Exercise prompt :: Could you print each of the records below exactly?

START Working data

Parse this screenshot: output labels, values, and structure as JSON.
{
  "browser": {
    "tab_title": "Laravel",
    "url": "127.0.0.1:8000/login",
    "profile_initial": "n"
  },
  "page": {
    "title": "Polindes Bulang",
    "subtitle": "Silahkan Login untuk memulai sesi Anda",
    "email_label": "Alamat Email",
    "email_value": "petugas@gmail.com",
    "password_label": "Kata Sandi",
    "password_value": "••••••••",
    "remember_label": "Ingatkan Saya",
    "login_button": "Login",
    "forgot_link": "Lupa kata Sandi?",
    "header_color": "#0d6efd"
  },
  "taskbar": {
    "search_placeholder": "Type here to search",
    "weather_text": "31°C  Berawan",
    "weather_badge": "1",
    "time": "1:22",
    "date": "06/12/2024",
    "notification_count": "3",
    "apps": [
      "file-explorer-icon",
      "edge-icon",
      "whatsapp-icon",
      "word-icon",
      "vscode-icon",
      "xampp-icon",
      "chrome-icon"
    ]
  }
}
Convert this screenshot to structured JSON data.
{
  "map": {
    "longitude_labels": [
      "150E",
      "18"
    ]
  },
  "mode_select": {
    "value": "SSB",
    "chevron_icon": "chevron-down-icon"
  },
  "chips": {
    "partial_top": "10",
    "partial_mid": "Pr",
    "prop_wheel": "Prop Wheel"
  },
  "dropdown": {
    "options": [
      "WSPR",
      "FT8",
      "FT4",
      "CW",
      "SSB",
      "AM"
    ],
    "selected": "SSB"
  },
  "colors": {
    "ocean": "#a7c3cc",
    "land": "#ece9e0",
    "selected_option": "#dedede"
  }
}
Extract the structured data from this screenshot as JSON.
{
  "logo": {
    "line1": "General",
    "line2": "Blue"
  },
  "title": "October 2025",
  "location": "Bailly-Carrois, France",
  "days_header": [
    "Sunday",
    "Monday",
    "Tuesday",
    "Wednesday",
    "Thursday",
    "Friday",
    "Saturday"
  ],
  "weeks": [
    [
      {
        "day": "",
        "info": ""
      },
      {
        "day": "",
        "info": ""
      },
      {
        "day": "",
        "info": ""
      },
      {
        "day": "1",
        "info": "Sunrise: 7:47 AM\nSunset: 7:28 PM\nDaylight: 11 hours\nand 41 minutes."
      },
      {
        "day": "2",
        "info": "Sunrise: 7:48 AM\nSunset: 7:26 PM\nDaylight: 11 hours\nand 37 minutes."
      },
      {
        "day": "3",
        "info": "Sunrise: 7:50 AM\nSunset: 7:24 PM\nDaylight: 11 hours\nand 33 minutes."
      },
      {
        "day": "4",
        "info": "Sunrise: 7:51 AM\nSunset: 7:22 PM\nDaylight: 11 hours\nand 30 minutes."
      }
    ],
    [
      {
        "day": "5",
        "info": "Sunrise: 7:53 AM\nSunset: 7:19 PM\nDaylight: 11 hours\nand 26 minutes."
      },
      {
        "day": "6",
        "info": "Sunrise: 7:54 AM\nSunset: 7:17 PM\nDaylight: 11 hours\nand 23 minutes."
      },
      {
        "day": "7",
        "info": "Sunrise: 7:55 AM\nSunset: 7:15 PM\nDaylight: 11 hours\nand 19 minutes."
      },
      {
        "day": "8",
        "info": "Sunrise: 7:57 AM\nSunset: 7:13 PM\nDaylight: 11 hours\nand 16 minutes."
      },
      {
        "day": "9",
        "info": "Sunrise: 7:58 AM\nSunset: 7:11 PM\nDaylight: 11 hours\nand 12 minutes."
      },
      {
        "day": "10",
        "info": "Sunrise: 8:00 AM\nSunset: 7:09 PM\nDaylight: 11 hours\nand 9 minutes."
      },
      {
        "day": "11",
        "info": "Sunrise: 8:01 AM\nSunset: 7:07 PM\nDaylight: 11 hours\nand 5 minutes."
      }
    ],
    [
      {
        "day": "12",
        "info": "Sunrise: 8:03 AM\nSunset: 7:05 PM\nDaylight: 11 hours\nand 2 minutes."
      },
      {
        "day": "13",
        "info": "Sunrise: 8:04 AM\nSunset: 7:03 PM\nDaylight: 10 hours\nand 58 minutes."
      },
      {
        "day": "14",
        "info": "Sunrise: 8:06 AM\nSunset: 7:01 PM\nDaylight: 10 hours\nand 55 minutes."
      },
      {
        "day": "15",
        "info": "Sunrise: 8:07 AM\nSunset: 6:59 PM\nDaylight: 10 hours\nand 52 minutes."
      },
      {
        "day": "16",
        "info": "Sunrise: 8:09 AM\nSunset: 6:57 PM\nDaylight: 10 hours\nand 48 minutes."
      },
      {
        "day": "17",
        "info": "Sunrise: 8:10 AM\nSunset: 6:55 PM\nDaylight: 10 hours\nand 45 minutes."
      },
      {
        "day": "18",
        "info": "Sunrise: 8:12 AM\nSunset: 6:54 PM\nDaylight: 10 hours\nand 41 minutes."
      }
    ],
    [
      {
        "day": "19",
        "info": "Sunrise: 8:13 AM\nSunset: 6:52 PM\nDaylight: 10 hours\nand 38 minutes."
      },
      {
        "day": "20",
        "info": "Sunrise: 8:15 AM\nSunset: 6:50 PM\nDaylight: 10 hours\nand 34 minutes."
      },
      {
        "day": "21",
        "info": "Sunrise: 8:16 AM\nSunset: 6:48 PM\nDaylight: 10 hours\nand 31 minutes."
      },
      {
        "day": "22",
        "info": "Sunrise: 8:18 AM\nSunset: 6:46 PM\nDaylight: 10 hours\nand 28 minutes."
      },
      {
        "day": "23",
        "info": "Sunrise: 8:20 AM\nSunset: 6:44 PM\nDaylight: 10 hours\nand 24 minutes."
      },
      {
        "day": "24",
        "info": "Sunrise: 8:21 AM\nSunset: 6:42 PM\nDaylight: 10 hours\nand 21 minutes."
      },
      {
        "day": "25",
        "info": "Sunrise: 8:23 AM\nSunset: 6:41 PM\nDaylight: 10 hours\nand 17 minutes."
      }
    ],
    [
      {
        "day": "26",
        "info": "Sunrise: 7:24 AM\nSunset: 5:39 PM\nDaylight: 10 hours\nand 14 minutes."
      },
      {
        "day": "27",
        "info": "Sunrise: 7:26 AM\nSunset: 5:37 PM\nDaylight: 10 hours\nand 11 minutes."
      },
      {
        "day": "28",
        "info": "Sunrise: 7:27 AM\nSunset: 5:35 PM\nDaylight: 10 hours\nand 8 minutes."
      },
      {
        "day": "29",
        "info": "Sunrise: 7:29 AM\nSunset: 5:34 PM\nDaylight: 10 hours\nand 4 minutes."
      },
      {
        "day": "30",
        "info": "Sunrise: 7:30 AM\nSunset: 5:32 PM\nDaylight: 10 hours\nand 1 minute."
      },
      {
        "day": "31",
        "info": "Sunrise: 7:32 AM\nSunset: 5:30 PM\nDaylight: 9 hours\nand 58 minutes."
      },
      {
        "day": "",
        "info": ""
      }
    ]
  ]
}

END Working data

Reply ::
Parse this screenshot: output labels, values, and structure as JSON.
{
  "browser": {
    "tab_title": "Laravel",
    "url": "127.0.0.1:8000/login",
    "profile_initial": "n"
  },
  "page": {
    "title": "Polindes Bulang",
    "subtitle": "Silahkan Login untuk memulai sesi Anda",
    "email_label": "Alamat Email",
    "email_value": "petugas@gmail.com",
    "password_label": "Kata Sandi",
    "password_value": "••••••••",
    "remember_label": "Ingatkan Saya",
    "login_button": "Login",
    "forgot_link": "Lupa kata Sandi?",
    "header_color": "#0d6efd"
  },
  "taskbar": {
    "search_placeholder": "Type here to search",
    "weather_text": "31°C  Berawan",
    "weather_badge": "1",
    "time": "1:22",
    "date": "06/12/2024",
    "notification_count": "3",
    "apps": [
      "file-explorer-icon",
      "edge-icon",
      "whatsapp-icon",
      "word-icon",
      "vscode-icon",
      "xampp-icon",
      "chrome-icon"
    ]
  }
}
Convert this screenshot to structured JSON data.
{
  "map": {
    "longitude_labels": [
      "150E",
      "18"
    ]
  },
  "mode_select": {
    "value": "SSB",
    "chevron_icon": "chevron-down-icon"
  },
  "chips": {
    "partial_top": "10",
    "partial_mid": "Pr",
    "prop_wheel": "Prop Wheel"
  },
  "dropdown": {
    "options": [
      "WSPR",
      "FT8",
      "FT4",
      "CW",
      "SSB",
      "AM"
    ],
    "selected": "SSB"
  },
  "colors": {
    "ocean": "#a7c3cc",
    "land": "#ece9e0",
    "selected_option": "#dedede"
  }
}
Extract the structured data from this screenshot as JSON.
{
  "logo": {
    "line1": "General",
    "line2": "Blue"
  },
  "title": "October 2025",
  "location": "Bailly-Carrois, France",
  "days_header": [
    "Sunday",
    "Monday",
    "Tuesday",
    "Wednesday",
    "Thursday",
    "Friday",
    "Saturday"
  ],
  "weeks": [
    [
      {
        "day": "",
        "info": ""
      },
      {
        "day": "",
        "info": ""
      },
      {
        "day": "",
        "info": ""
      },
      {
        "day": "1",
        "info": "Sunrise: 7:47 AM\nSunset: 7:28 PM\nDaylight: 11 hours\nand 41 minutes."
      },
      {
        "day": "2",
        "info": "Sunrise: 7:48 AM\nSunset: 7:26 PM\nDaylight: 11 hours\nand 37 minutes."
      },
      {
        "day": "3",
        "info": "Sunrise: 7:50 AM\nSunset: 7:24 PM\nDaylight: 11 hours\nand 33 minutes."
      },
      {
        "day": "4",
        "info": "Sunrise: 7:51 AM\nSunset: 7:22 PM\nDaylight: 11 hours\nand 30 minutes."
      }
    ],
    [
      {
        "day": "5",
        "info": "Sunrise: 7:53 AM\nSunset: 7:19 PM\nDaylight: 11 hours\nand 26 minutes."
      },
      {
        "day": "6",
        "info": "Sunrise: 7:54 AM\nSunset: 7:17 PM\nDaylight: 11 hours\nand 23 minutes."
      },
      {
        "day": "7",
        "info": "Sunrise: 7:55 AM\nSunset: 7:15 PM\nDaylight: 11 hours\nand 19 minutes."
      },
      {
        "day": "8",
        "info": "Sunrise: 7:57 AM\nSunset: 7:13 PM\nDaylight: 11 hours\nand 16 minutes."
      },
      {
        "day": "9",
        "info": "Sunrise: 7:58 AM\nSunset: 7:11 PM\nDaylight: 11 hours\nand 12 minutes."
      },
      {
        "day": "10",
        "info": "Sunrise: 8:00 AM\nSunset: 7:09 PM\nDaylight: 11 hours\nand 9 minutes."
      },
      {
        "day": "11",
        "info": "Sunrise: 8:01 AM\nSunset: 7:07 PM\nDaylight: 11 hours\nand 5 minutes."
      }
    ],
    [
      {
        "day": "12",
        "info": "Sunrise: 8:03 AM\nSunset: 7:05 PM\nDaylight: 11 hours\nand 2 minutes."
      },
      {
        "day": "13",
        "info": "Sunrise: 8:04 AM\nSunset: 7:03 PM\nDaylight: 10 hours\nand 58 minutes."
      },
      {
        "day": "14",
        "info": "Sunrise: 8:06 AM\nSunset: 7:01 PM\nDaylight: 10 hours\nand 55 minutes."
      },
      {
        "day": "15",
        "info": "Sunrise: 8:07 AM\nSunset: 6:59 PM\nDaylight: 10 hours\nand 52 minutes."
      },
      {
        "day": "16",
        "info": "Sunrise: 8:09 AM\nSunset: 6:57 PM\nDaylight: 10 hours\nand 48 minutes."
      },
      {
        "day": "17",
        "info": "Sunrise: 8:10 AM\nSunset: 6:55 PM\nDaylight: 10 hours\nand 45 minutes."
      },
      {
        "day": "18",
        "info": "Sunrise: 8:12 AM\nSunset: 6:54 PM\nDaylight: 10 hours\nand 41 minutes."
      }
    ],
    [
      {
        "day": "19",
        "info": "Sunrise: 8:13 AM\nSunset: 6:52 PM\nDaylight: 10 hours\nand 38 minutes."
      },
      {
        "day": "20",
        "info": "Sunrise: 8:15 AM\nSunset: 6:50 PM\nDaylight: 10 hours\nand 34 minutes."
      },
      {
        "day": "21",
        "info": "Sunrise: 8:16 AM\nSunset: 6:48 PM\nDaylight: 10 hours\nand 31 minutes."
      },
      {
        "day": "22",
        "info": "Sunrise: 8:18 AM\nSunset: 6:46 PM\nDaylight: 10 hours\nand 28 minutes."
      },
      {
        "day": "23",
        "info": "Sunrise: 8:20 AM\nSunset: 6:44 PM\nDaylight: 10 hours\nand 24 minutes."
      },
      {
        "day": "24",
        "info": "Sunrise: 8:21 AM\nSunset: 6:42 PM\nDaylight: 10 hours\nand 21 minutes."
      },
      {
        "day": "25",
        "info": "Sunrise: 8:23 AM\nSunset: 6:41 PM\nDaylight: 10 hours\nand 17 minutes."
      }
    ],
    [
      {
        "day": "26",
        "info": "Sunrise: 7:24 AM\nSunset: 5:39 PM\nDaylight: 10 hours\nand 14 minutes."
      },
      {
        "day": "27",
        "info": "Sunrise: 7:26 AM\nSunset: 5:37 PM\nDaylight: 10 hours\nand 11 minutes."
      },
      {
        "day": "28",
        "info": "Sunrise: 7:27 AM\nSunset: 5:35 PM\nDaylight: 10 hours\nand 8 minutes."
      },
      {
        "day": "29",
        "info": "Sunrise: 7:29 AM\nSunset: 5:34 PM\nDaylight: 10 hours\nand 4 minutes."
      },
      {
        "day": "30",
        "info": "Sunrise: 7:30 AM\nSunset: 5:32 PM\nDaylight: 10 hours\nand 1 minute."
      },
      {
        "day": "31",
        "info": "Sunrise: 7:32 AM\nSunset: 5:30 PM\nDaylight: 9 hours\nand 58 minutes."
      },
      {
        "day": "",
        "info": ""
      }
    ]
  ]
}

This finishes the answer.